Excerpts from an interface dataset:

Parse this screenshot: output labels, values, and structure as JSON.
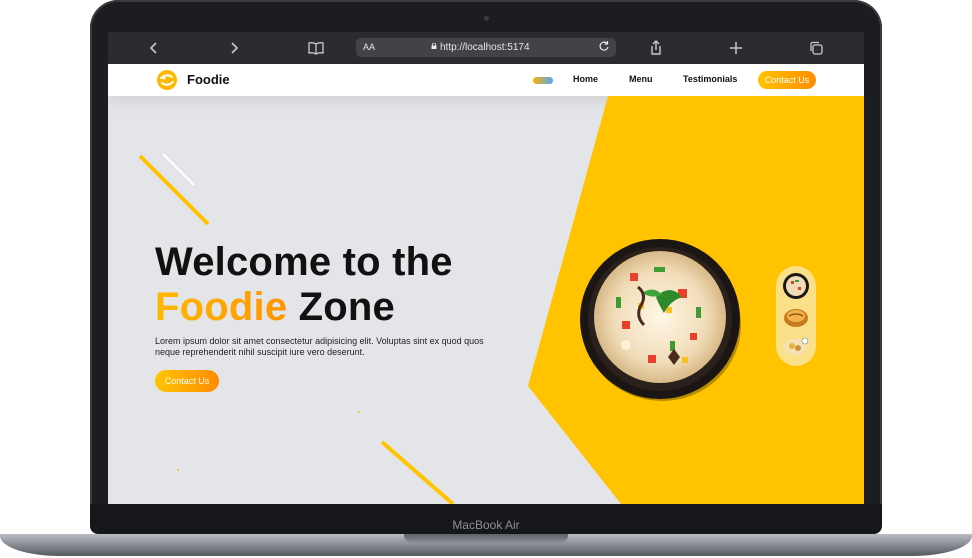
{
  "device": {
    "model": "MacBook Air"
  },
  "browser": {
    "text_size_label": "AA",
    "url": "http://localhost:5174",
    "icons": [
      "back-icon",
      "forward-icon",
      "reader-icon",
      "lock-icon",
      "reload-icon",
      "share-icon",
      "new-tab-icon",
      "tabs-icon"
    ]
  },
  "nav": {
    "logo_text": "Foodie",
    "links": [
      "Home",
      "Menu",
      "Testimonials"
    ],
    "cta": "Contact Us"
  },
  "hero": {
    "headline_line1": "Welcome to the",
    "headline_accent": "Foodie",
    "headline_rest": "Zone",
    "description": "Lorem ipsum dolor sit amet consectetur adipisicing elit. Voluptas sint ex quod quos neque reprehenderit nihil suscipit iure vero deserunt.",
    "cta": "Contact Us"
  },
  "dish_thumbnails": [
    "biryani-bowl-thumb",
    "noodle-plate-thumb",
    "salad-plate-thumb"
  ],
  "colors": {
    "accent_yellow": "#ffc300",
    "accent_orange": "#ff8c00",
    "hero_bg": "#e4e5e8",
    "browser_bar": "#2b2c30"
  }
}
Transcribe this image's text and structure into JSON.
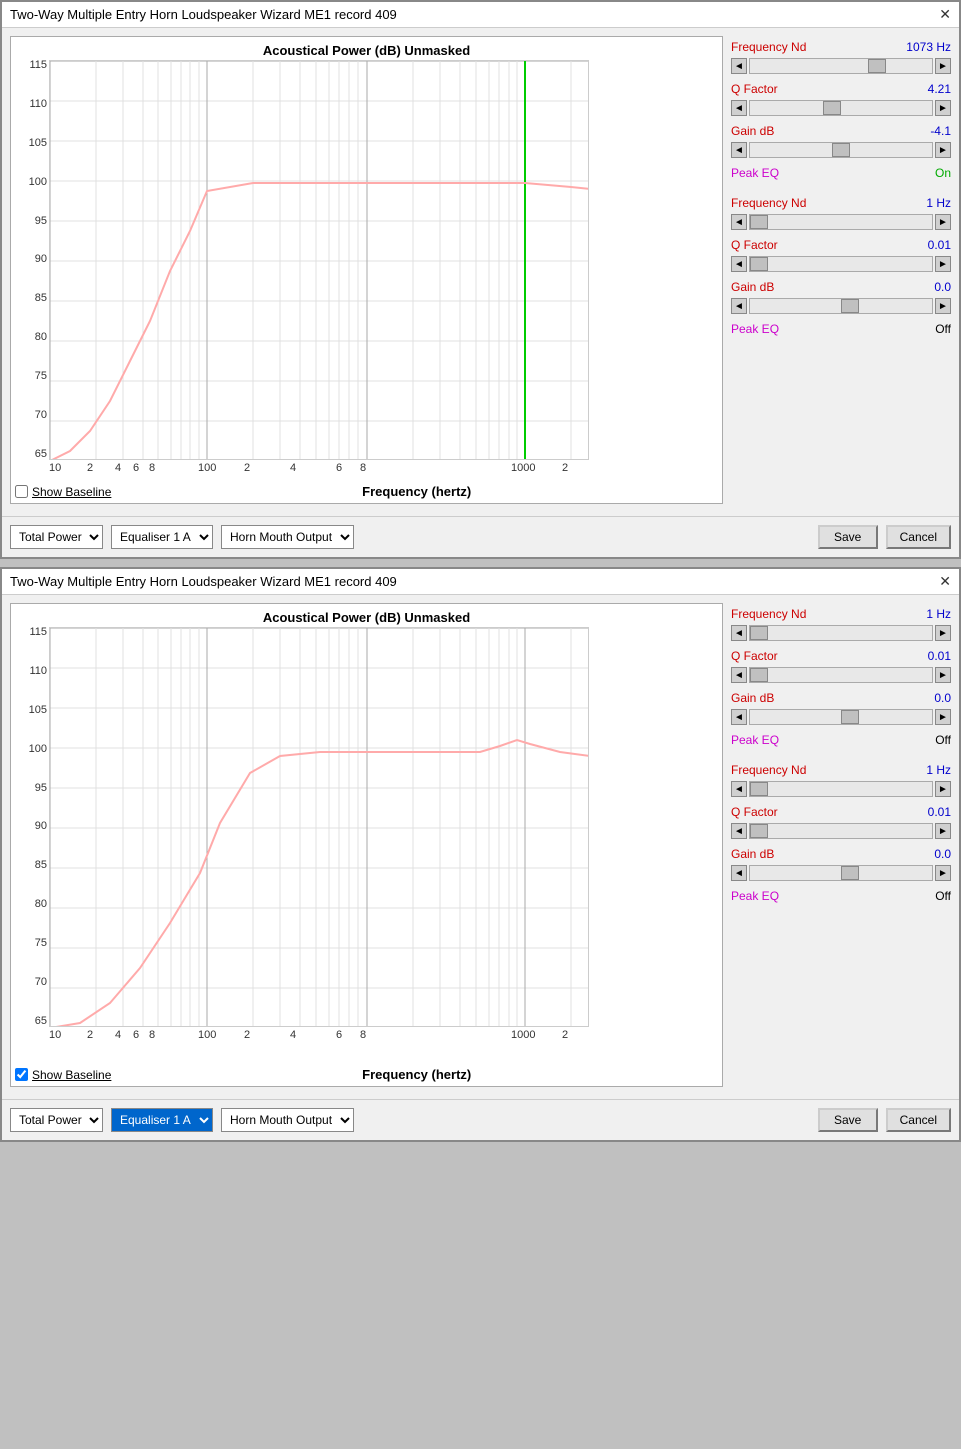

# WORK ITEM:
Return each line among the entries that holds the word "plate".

# WORKED SOLUTION:
    "noodle-plate-thumb",
    "salad-plate-thumb"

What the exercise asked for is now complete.